‘If you desire to Know matters of that Nature, if it be in matters of his art Commend his Knowledg and skill therein, and pretend also som Knowledge therein; This will move him at som mistake of thine to correct thee’
. . .
‘All pretended frinds are not really Such’
. . .
‘Let not matters of trade be table discourse except it be to gaine information’
‘But then mannage it wisely and as with a careless heed’
‘Be most upon the inquiring part yet not so much as fully to discover your desire’
‘Intermix somtimes other discourses between to take of jelousie [ie. to prevent suspicion]’
‘Having before hand marshalled your questions to your proposed end, aske them not in that order to prevent discovery of your designe’
‘Be sure to keepe yourself sober and so on your guard, yet not so openly as that others may note it’
‘In discourse with your opposite be sparing and heedfull for he wayeth thy words’
There are 333 aphorisms in total so I’ve just given a short selection here. The text was never published in Lodwick’s day, and only survives in a single manuscript written in Lodwick’s distinctive hand, now at the British Library. But how much of this might Lodwick have discussed with Hooke and their other friends? In theory, the wariness inherent in conversation about matters of trade should not have been present in philosophical conversations – after all, the ideal was a community in which everyone shared ideas and information equally and freely. In reality, things weren’t quite as straightforward. Hooke was clearly an expert at getting information out of people, and on one occasion the Astronomer Royal John Flamsteed accused him of doing, in a coffeehouse conversation, something very similar to what Lodwick recommended – pretending knowledge of a matter in order to elicit information. Flamsteed wrote angrily to one of his friends:
‘hee [ie. Hooke] makes questions to those hee knows are skilfull in them, & theire answers serve him for assertions on the next occasion.’
So it seems as though, far from being confined to mercantile circles, Lodwick’s advice might have been useful to a range of people, including those who traded in matters of fact. In the spirit of Francis Bacon I will leave my readers to make up their own minds about this, and conclude with one further piece of advice that is likewise universally applicable:
‘Wine enlargeth the spirits and openeth the vaines and pores; let it not therefore be the forerunner of Venus especially with an unsound recipient’.
If you’re interested, you can find all the aphorisms printed alongside Lodwick’s other works in an excellent though rather expensive volume: Francis Lodwick, On Language, Theology, and Utopia ed. Felicity Henderson and William Poole (Oxford University Press, Oxford, 2011).

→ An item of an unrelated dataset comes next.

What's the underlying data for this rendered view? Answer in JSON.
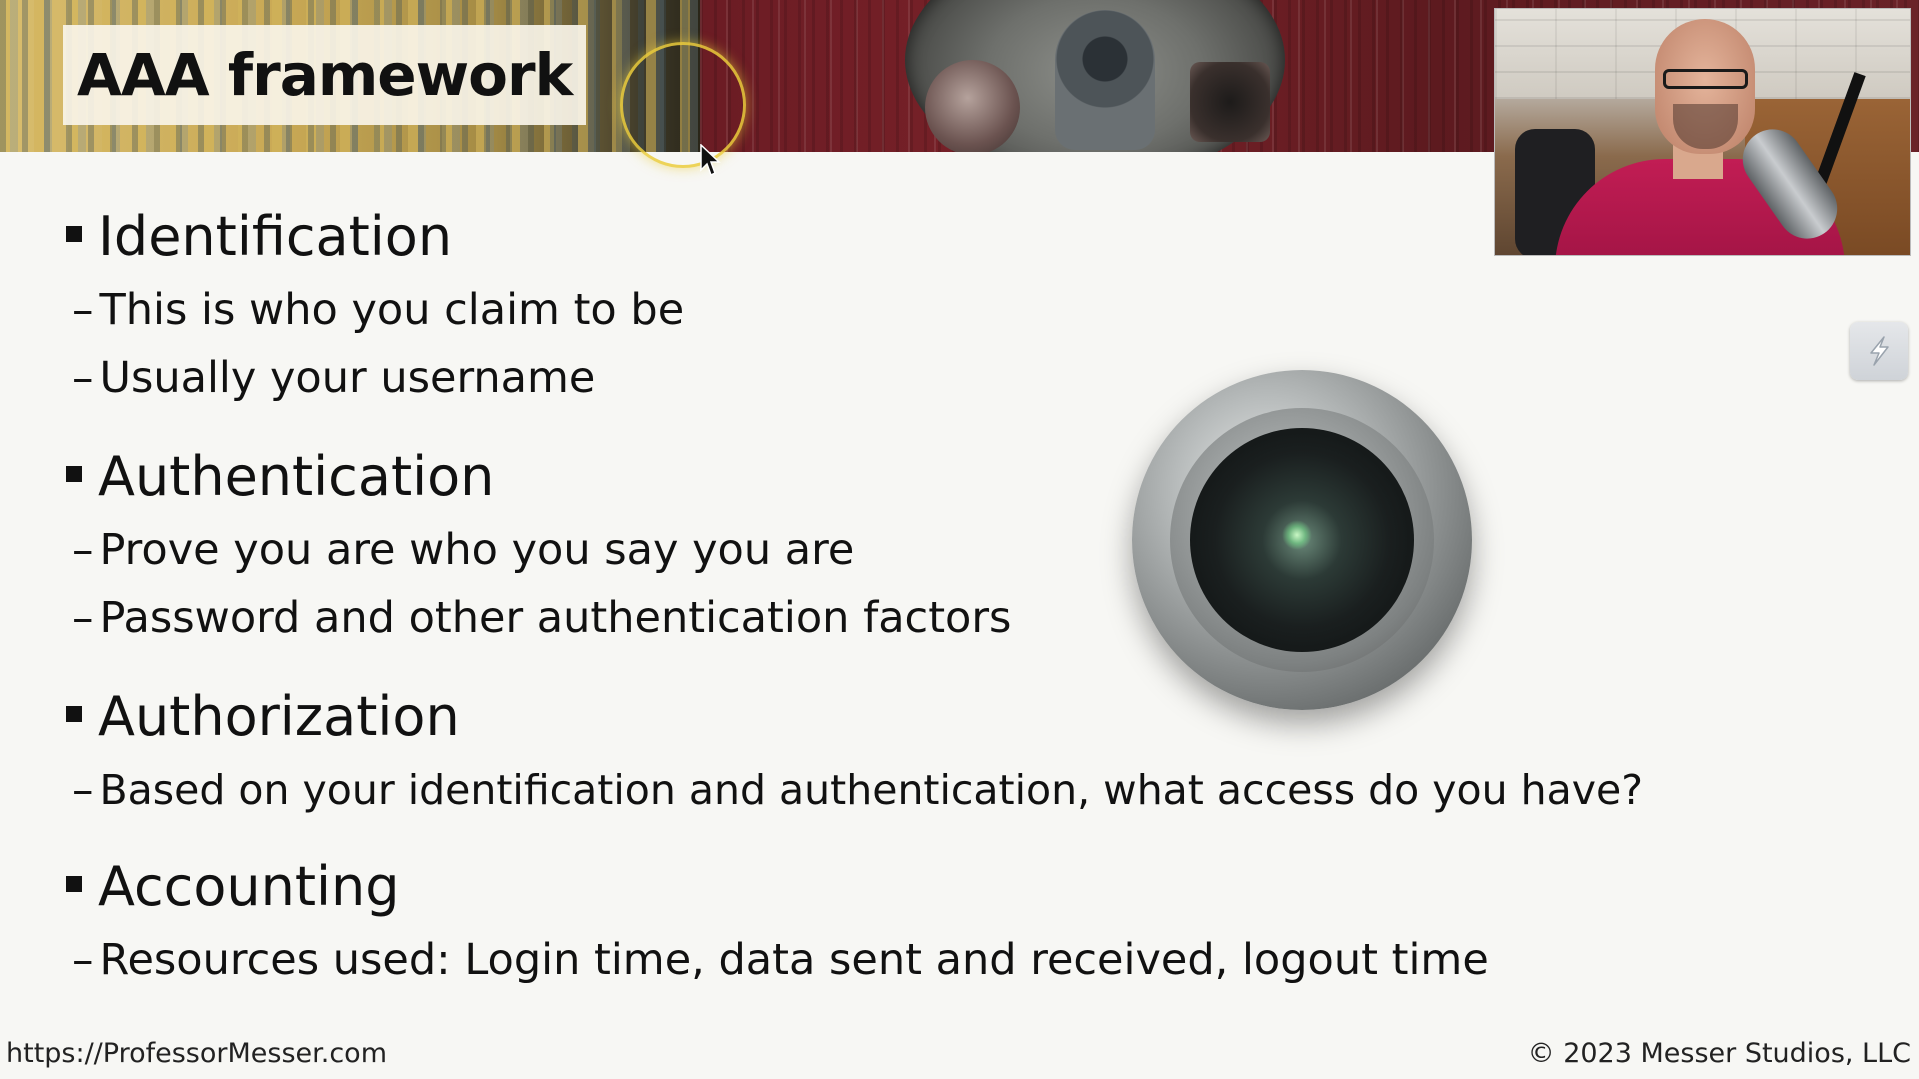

For more on the controversy between Flamsteed and Hooke see another excellent volume: Adrian Johns, The Nature of the Book (University of Chicago Press, Chicago, 1998), pp. 554 ff.